The American red wolf is one of the world's most endangered mammals. It once roamed from New Jersey to Texas, but only about 14 wolves live in the wild today, on the Albemarle Peninsula. (B. McPhee/USFWS/Wikimedia Commons)
The American red wolf is one of the world's most endangered mammals. It once roamed from New Jersey to Texas, but only about 14 wolves live in the wild today, on the Albemarle Peninsula. (B. McPhee/USFWS/Wikimedia Commons)
November 27, 2019

ASHEVILLE, N.C. – State officials are urging the U.S. Fish and Wildlife Service to work harder to save endangered red wolves from extinction.

The Albemarle Peninsula in northeastern North Carolina now is the only place in the country where red wolves can be found in the wild, and Heather Clarkson, southeast program outreach representative for the nonprofit group Defenders of Wildlife, said the red wolf population is in dire straits.

"That area of the state is one of the hardest hit from the effects of climate change," she said. "So, not only are the red wolves facing these really terrible problems with vehicular mortality and gunshot morality and issues like that, but also, they're losing ground, every single day."

In letters sent this week to Interior Secretary David Bernhardt and the U.S. Fish and Wildlife Service, Gov. Roy Cooper – along with the state Department of Natural and Cultural Resources – has asked the federal agencies to take immediate action to save the existing, wild red wolf population.

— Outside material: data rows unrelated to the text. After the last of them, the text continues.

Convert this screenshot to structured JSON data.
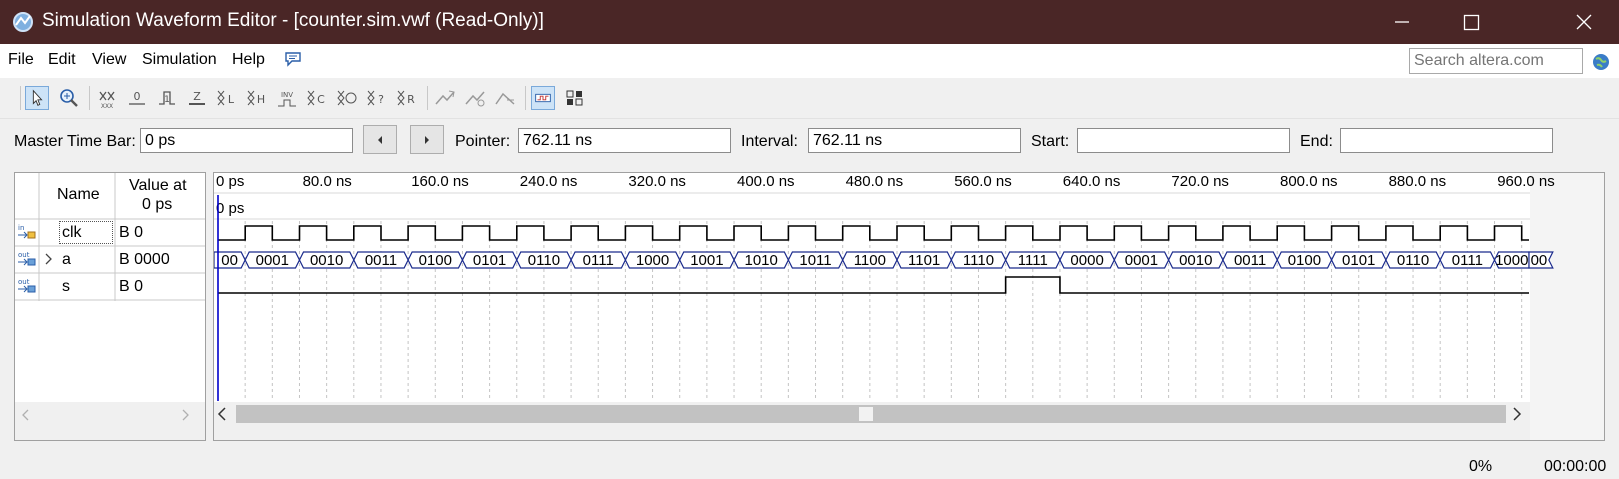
{
  "window": {
    "title": "Simulation Waveform Editor - [counter.sim.vwf (Read-Only)]"
  },
  "menu": [
    "File",
    "Edit",
    "View",
    "Simulation",
    "Help"
  ],
  "search": {
    "placeholder": "Search altera.com"
  },
  "timebar": {
    "master_label": "Master Time Bar:",
    "master_value": "0 ps",
    "pointer_label": "Pointer:",
    "pointer_value": "762.11 ns",
    "interval_label": "Interval:",
    "interval_value": "762.11 ns",
    "start_label": "Start:",
    "start_value": "",
    "end_label": "End:",
    "end_value": ""
  },
  "table": {
    "name_header": "Name",
    "value_header_line1": "Value at",
    "value_header_line2": "0 ps"
  },
  "signals": [
    {
      "type_icon": "input-pin-icon",
      "name": "clk",
      "value": "B 0",
      "expandable": false
    },
    {
      "type_icon": "output-pin-icon",
      "name": "a",
      "value": "B 0000",
      "expandable": true
    },
    {
      "type_icon": "output-pin-icon",
      "name": "s",
      "value": "B 0",
      "expandable": false
    }
  ],
  "timeline": {
    "ticks": [
      "0 ps",
      "80.0 ns",
      "160.0 ns",
      "240.0 ns",
      "320.0 ns",
      "400.0 ns",
      "480.0 ns",
      "560.0 ns",
      "640.0 ns",
      "720.0 ns",
      "800.0 ns",
      "880.0 ns",
      "960.0 ns"
    ],
    "cursor_label": "0 ps"
  },
  "bus_values": [
    "00",
    "0001",
    "0010",
    "0011",
    "0100",
    "0101",
    "0110",
    "0111",
    "1000",
    "1001",
    "1010",
    "1011",
    "1100",
    "1101",
    "1110",
    "1111",
    "0000",
    "0001",
    "0010",
    "0011",
    "0100",
    "0101",
    "0110",
    "0111",
    "1000",
    "00"
  ],
  "s_high_segment_index": 15,
  "status": {
    "progress": "0%",
    "time": "00:00:00"
  },
  "colors": {
    "title_bg": "#4a2626",
    "bus_stroke": "#1a2a8c",
    "cursor": "#0000cc"
  }
}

For three decades, North Carolina has partnered with Fish and Wildlife to operate a red-wolf recovery program.

Clarkson said she sees the governor's letters as a step in the right direction.

"This is really the first time that the executive branch within North Carolina has come out in strong support of the program," she said. "We've always kind of held that the program would not be a success elsewhere in the country if it wasn't a success in North Carolina."

The recovery program increased red wolves' numbers from 14 in 1973 to a peak of around 130 animals in the 2000s. Now, the population has shrunk back to what it was in the 1970s. Today, Clarkson said, only 14 red wolves remain in the wild.

"They suffered from the same slaughter over decades and decades, centuries even, when European settlers came here," she said, "and unfortunately, because the East Coast urbanized so much more quickly than the West, they've just not had a foothold to really get on, on this side of the country."

The governor's letters call for the restoration of a coyote sterilization program and funding for public education efforts to help hunters and landowners distinguish red wolves from coyotes.

The governor's letters are online at drive.google.com.

Disclosure: Defenders of Wildlife contributes to our fund for reporting on Climate Change/Air Quality, Endangered Species & Wildlife, Energy Policy, Environment, Public Lands/Wilderness. If you would like to help support news in the public interest, click here.
Nadia Ramlagan, Public News Service - NC